Skip to main content

Apple's Safari for Windows in security storm

The weaknesses found in Safari for Windows could allow attackers to run malicious code

Software researchers have discovered serious security flaws in Apple 's new Safari web browser for Windows operating systems.

In a surprise announcement earlier this week, Apple supremo Steve Jobs announced a Windows-compatible build of the Safari browser had been created. However, it seems within hours of the beta build of Safari for Windows being released , serious vulnerabilities have been discovered.

The weaknesses found could allow attackers to run malicious code and take control of target PCs. It's an extremely embarrassing turn of events for Apple. After all, the company's own marketing material boasts that: "Apple's engineers designed Safari to be secure from day one."
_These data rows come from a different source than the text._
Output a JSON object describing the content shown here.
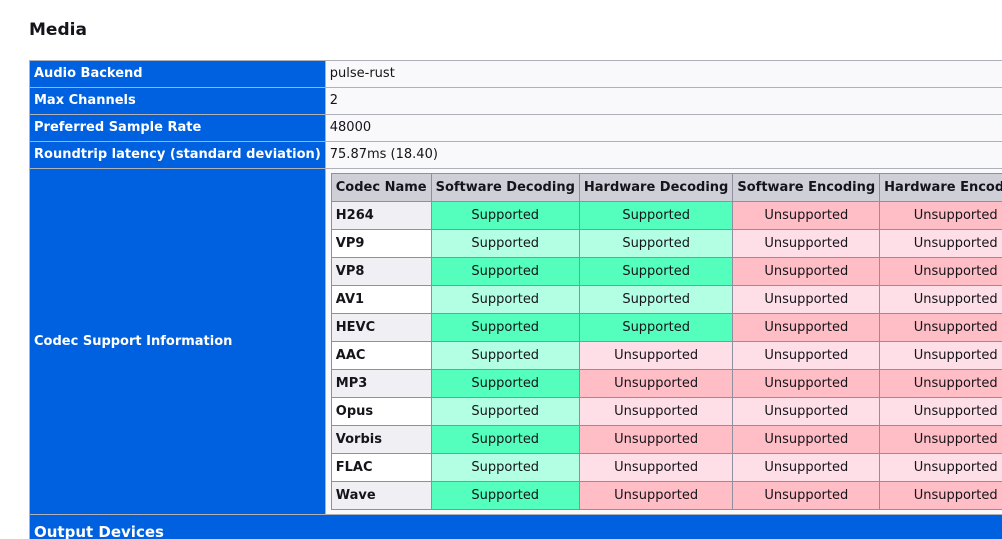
{
  "section_title": "Media",
  "rows": [
    {
      "label": "Audio Backend",
      "value": "pulse-rust"
    },
    {
      "label": "Max Channels",
      "value": "2"
    },
    {
      "label": "Preferred Sample Rate",
      "value": "48000"
    },
    {
      "label": "Roundtrip latency (standard deviation)",
      "value": "75.87ms (18.40)"
    }
  ],
  "codec_support": {
    "label": "Codec Support Information",
    "headers": [
      "Codec Name",
      "Software Decoding",
      "Hardware Decoding",
      "Software Encoding",
      "Hardware Encoding"
    ],
    "codecs": [
      {
        "name": "H264",
        "sd": "Supported",
        "hd": "Supported",
        "se": "Unsupported",
        "he": "Unsupported"
      },
      {
        "name": "VP9",
        "sd": "Supported",
        "hd": "Supported",
        "se": "Unsupported",
        "he": "Unsupported"
      },
      {
        "name": "VP8",
        "sd": "Supported",
        "hd": "Supported",
        "se": "Unsupported",
        "he": "Unsupported"
      },
      {
        "name": "AV1",
        "sd": "Supported",
        "hd": "Supported",
        "se": "Unsupported",
        "he": "Unsupported"
      },
      {
        "name": "HEVC",
        "sd": "Supported",
        "hd": "Supported",
        "se": "Unsupported",
        "he": "Unsupported"
      },
      {
        "name": "AAC",
        "sd": "Supported",
        "hd": "Unsupported",
        "se": "Unsupported",
        "he": "Unsupported"
      },
      {
        "name": "MP3",
        "sd": "Supported",
        "hd": "Unsupported",
        "se": "Unsupported",
        "he": "Unsupported"
      },
      {
        "name": "Opus",
        "sd": "Supported",
        "hd": "Unsupported",
        "se": "Unsupported",
        "he": "Unsupported"
      },
      {
        "name": "Vorbis",
        "sd": "Supported",
        "hd": "Unsupported",
        "se": "Unsupported",
        "he": "Unsupported"
      },
      {
        "name": "FLAC",
        "sd": "Supported",
        "hd": "Unsupported",
        "se": "Unsupported",
        "he": "Unsupported"
      },
      {
        "name": "Wave",
        "sd": "Supported",
        "hd": "Unsupported",
        "se": "Unsupported",
        "he": "Unsupported"
      }
    ]
  },
  "output_devices_label": "Output Devices",
  "colors": {
    "header_blue": "#0061e0",
    "supported_strong": "#54ffbd",
    "supported_light": "#b3ffe3",
    "unsupported_strong": "#ffbdc5",
    "unsupported_light": "#ffdfe7"
  }
}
The vulnerabilities include several memory corruption errors, such as those discovered by security researchers Aviv Raff and David Maynor . Maynor found a total of six bugs in a single afternoon, including four denial of service and two remote code execution bugs.

Danish researcher Thor Larholm also uncovered a so-called zero-day exploit in the Safari beta.
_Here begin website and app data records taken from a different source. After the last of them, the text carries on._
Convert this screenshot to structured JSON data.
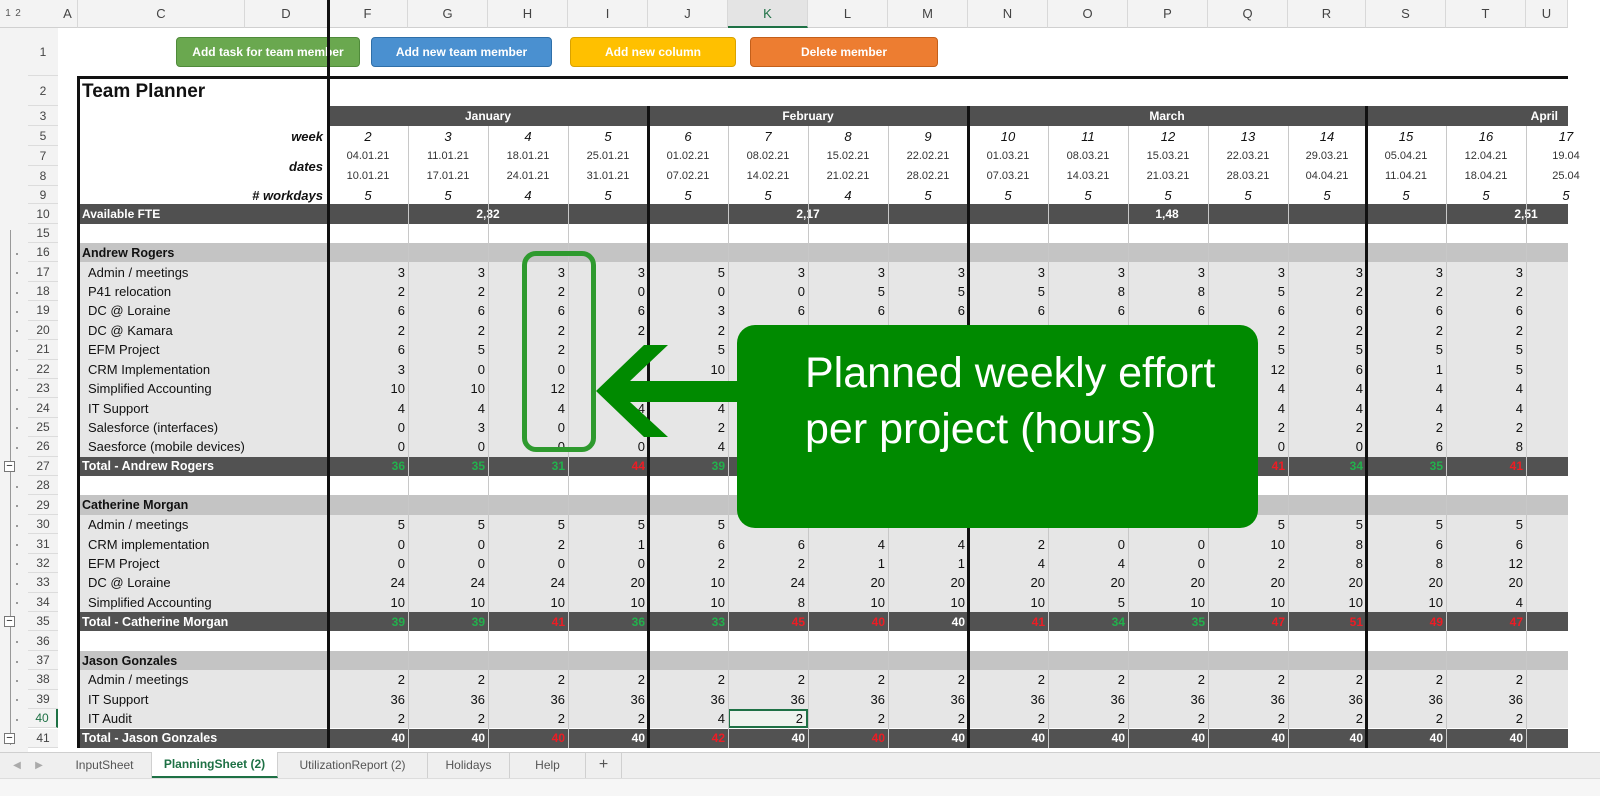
{
  "toolbar": {
    "buttons": [
      {
        "label": "Add task for team member",
        "color": "#6aa84f",
        "border": "#4f8a3a"
      },
      {
        "label": "Add new team member",
        "color": "#4a90d0",
        "border": "#2f6fa8"
      },
      {
        "label": "Add new column",
        "color": "#ffc000",
        "border": "#d9a200"
      },
      {
        "label": "Delete member",
        "color": "#ed7d31",
        "border": "#c35f1a"
      }
    ]
  },
  "outline_levels": [
    "1",
    "2"
  ],
  "column_headers": [
    "A",
    "C",
    "D",
    "F",
    "G",
    "H",
    "I",
    "J",
    "K",
    "L",
    "M",
    "N",
    "O",
    "P",
    "Q",
    "R",
    "S",
    "T",
    "U"
  ],
  "selected_column": "K",
  "row_numbers": [
    "1",
    "2",
    "3",
    "5",
    "7",
    "8",
    "9",
    "10",
    "15",
    "16",
    "17",
    "18",
    "19",
    "20",
    "21",
    "22",
    "23",
    "24",
    "25",
    "26",
    "27",
    "28",
    "29",
    "30",
    "31",
    "32",
    "33",
    "34",
    "35",
    "36",
    "37",
    "38",
    "39",
    "40",
    "41"
  ],
  "selected_row": "40",
  "sheet": {
    "title": "Team Planner",
    "labels": {
      "week": "week",
      "dates": "dates",
      "workdays": "# workdays",
      "available_fte": "Available FTE"
    },
    "months": [
      {
        "name": "January",
        "fte": "2,32"
      },
      {
        "name": "February",
        "fte": "2,17"
      },
      {
        "name": "March",
        "fte": "1,48"
      },
      {
        "name": "April",
        "fte": "2,51"
      }
    ],
    "weeks": [
      "2",
      "3",
      "4",
      "5",
      "6",
      "7",
      "8",
      "9",
      "10",
      "11",
      "12",
      "13",
      "14",
      "15",
      "16",
      "17"
    ],
    "start_dates": [
      "04.01.21",
      "11.01.21",
      "18.01.21",
      "25.01.21",
      "01.02.21",
      "08.02.21",
      "15.02.21",
      "22.02.21",
      "01.03.21",
      "08.03.21",
      "15.03.21",
      "22.03.21",
      "29.03.21",
      "05.04.21",
      "12.04.21",
      "19.04"
    ],
    "end_dates": [
      "10.01.21",
      "17.01.21",
      "24.01.21",
      "31.01.21",
      "07.02.21",
      "14.02.21",
      "21.02.21",
      "28.02.21",
      "07.03.21",
      "14.03.21",
      "21.03.21",
      "28.03.21",
      "04.04.21",
      "11.04.21",
      "18.04.21",
      "25.04"
    ],
    "workdays": [
      "5",
      "5",
      "4",
      "5",
      "5",
      "5",
      "4",
      "5",
      "5",
      "5",
      "5",
      "5",
      "5",
      "5",
      "5",
      "5"
    ]
  },
  "members": [
    {
      "name": "Andrew Rogers",
      "tasks": [
        {
          "name": "Admin / meetings",
          "values": [
            "3",
            "3",
            "3",
            "3",
            "5",
            "3",
            "3",
            "3",
            "3",
            "3",
            "3",
            "3",
            "3",
            "3",
            "3"
          ]
        },
        {
          "name": "P41 relocation",
          "values": [
            "2",
            "2",
            "2",
            "0",
            "0",
            "0",
            "5",
            "5",
            "5",
            "8",
            "8",
            "5",
            "2",
            "2",
            "2"
          ]
        },
        {
          "name": "DC @ Loraine",
          "values": [
            "6",
            "6",
            "6",
            "6",
            "3",
            "6",
            "6",
            "6",
            "6",
            "6",
            "6",
            "6",
            "6",
            "6",
            "6"
          ]
        },
        {
          "name": "DC @ Kamara",
          "values": [
            "2",
            "2",
            "2",
            "2",
            "2",
            "",
            "",
            "",
            "",
            "",
            "",
            "2",
            "2",
            "2",
            "2"
          ]
        },
        {
          "name": "EFM Project",
          "values": [
            "6",
            "5",
            "2",
            "",
            "5",
            "",
            "",
            "",
            "",
            "",
            "",
            "5",
            "5",
            "5",
            "5"
          ]
        },
        {
          "name": "CRM Implementation",
          "values": [
            "3",
            "0",
            "0",
            "",
            "10",
            "",
            "",
            "",
            "",
            "",
            "",
            "12",
            "6",
            "1",
            "5"
          ]
        },
        {
          "name": "Simplified Accounting",
          "values": [
            "10",
            "10",
            "12",
            "",
            "",
            "",
            "",
            "",
            "",
            "",
            "",
            "4",
            "4",
            "4",
            "4"
          ]
        },
        {
          "name": "IT Support",
          "values": [
            "4",
            "4",
            "4",
            "4",
            "4",
            "",
            "",
            "",
            "",
            "",
            "",
            "4",
            "4",
            "4",
            "4"
          ]
        },
        {
          "name": "Salesforce (interfaces)",
          "values": [
            "0",
            "3",
            "0",
            "",
            "2",
            "",
            "",
            "",
            "",
            "",
            "",
            "2",
            "2",
            "2",
            "2"
          ]
        },
        {
          "name": "Saesforce (mobile devices)",
          "values": [
            "0",
            "0",
            "0",
            "0",
            "4",
            "",
            "",
            "",
            "",
            "",
            "",
            "0",
            "0",
            "6",
            "8"
          ]
        }
      ],
      "total": {
        "label": "Total - Andrew Rogers",
        "values": [
          "36",
          "35",
          "31",
          "44",
          "39",
          "",
          "",
          "",
          "",
          "",
          "",
          "41",
          "34",
          "35",
          "41"
        ],
        "status": [
          "under",
          "under",
          "under",
          "over",
          "under",
          "",
          "",
          "",
          "",
          "",
          "",
          "over",
          "under",
          "under",
          "over"
        ]
      }
    },
    {
      "name": "Catherine Morgan",
      "tasks": [
        {
          "name": "Admin / meetings",
          "values": [
            "5",
            "5",
            "5",
            "5",
            "5",
            "",
            "",
            "",
            "",
            "",
            "",
            "5",
            "5",
            "5",
            "5"
          ]
        },
        {
          "name": "CRM implementation",
          "values": [
            "0",
            "0",
            "2",
            "1",
            "6",
            "6",
            "4",
            "4",
            "2",
            "0",
            "0",
            "10",
            "8",
            "6",
            "6"
          ]
        },
        {
          "name": "EFM Project",
          "values": [
            "0",
            "0",
            "0",
            "0",
            "2",
            "2",
            "1",
            "1",
            "4",
            "4",
            "0",
            "2",
            "8",
            "8",
            "12"
          ]
        },
        {
          "name": "DC @ Loraine",
          "values": [
            "24",
            "24",
            "24",
            "20",
            "10",
            "24",
            "20",
            "20",
            "20",
            "20",
            "20",
            "20",
            "20",
            "20",
            "20"
          ]
        },
        {
          "name": "Simplified Accounting",
          "values": [
            "10",
            "10",
            "10",
            "10",
            "10",
            "8",
            "10",
            "10",
            "10",
            "5",
            "10",
            "10",
            "10",
            "10",
            "4"
          ]
        }
      ],
      "total": {
        "label": "Total - Catherine Morgan",
        "values": [
          "39",
          "39",
          "41",
          "36",
          "33",
          "45",
          "40",
          "40",
          "41",
          "34",
          "35",
          "47",
          "51",
          "49",
          "47"
        ],
        "status": [
          "under",
          "under",
          "over",
          "under",
          "under",
          "over",
          "over",
          "full",
          "over",
          "under",
          "under",
          "over",
          "over",
          "over",
          "over"
        ]
      }
    },
    {
      "name": "Jason Gonzales",
      "tasks": [
        {
          "name": "Admin / meetings",
          "values": [
            "2",
            "2",
            "2",
            "2",
            "2",
            "2",
            "2",
            "2",
            "2",
            "2",
            "2",
            "2",
            "2",
            "2",
            "2"
          ]
        },
        {
          "name": "IT Support",
          "values": [
            "36",
            "36",
            "36",
            "36",
            "36",
            "36",
            "36",
            "36",
            "36",
            "36",
            "36",
            "36",
            "36",
            "36",
            "36"
          ]
        },
        {
          "name": "IT Audit",
          "values": [
            "2",
            "2",
            "2",
            "2",
            "4",
            "2",
            "2",
            "2",
            "2",
            "2",
            "2",
            "2",
            "2",
            "2",
            "2"
          ]
        }
      ],
      "total": {
        "label": "Total - Jason Gonzales",
        "values": [
          "40",
          "40",
          "40",
          "40",
          "42",
          "40",
          "40",
          "40",
          "40",
          "40",
          "40",
          "40",
          "40",
          "40",
          "40"
        ],
        "status": [
          "full",
          "full",
          "over",
          "full",
          "over",
          "full",
          "over",
          "full",
          "full",
          "full",
          "full",
          "full",
          "full",
          "full",
          "full"
        ]
      }
    }
  ],
  "status_colors": {
    "under": "#22b14c",
    "over": "#ee1c24",
    "full": "#ffffff"
  },
  "callout": {
    "text": "Planned weekly effort per project (hours)",
    "color": "#008a00"
  },
  "tabs": [
    {
      "label": "InputSheet",
      "active": false
    },
    {
      "label": "PlanningSheet (2)",
      "active": true
    },
    {
      "label": "UtilizationReport (2)",
      "active": false
    },
    {
      "label": "Holidays",
      "active": false
    },
    {
      "label": "Help",
      "active": false
    }
  ],
  "add_sheet_label": "+"
}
Currently, it's not clear how these security bugs are related to known Safari issues in Apple's own OSX operating system.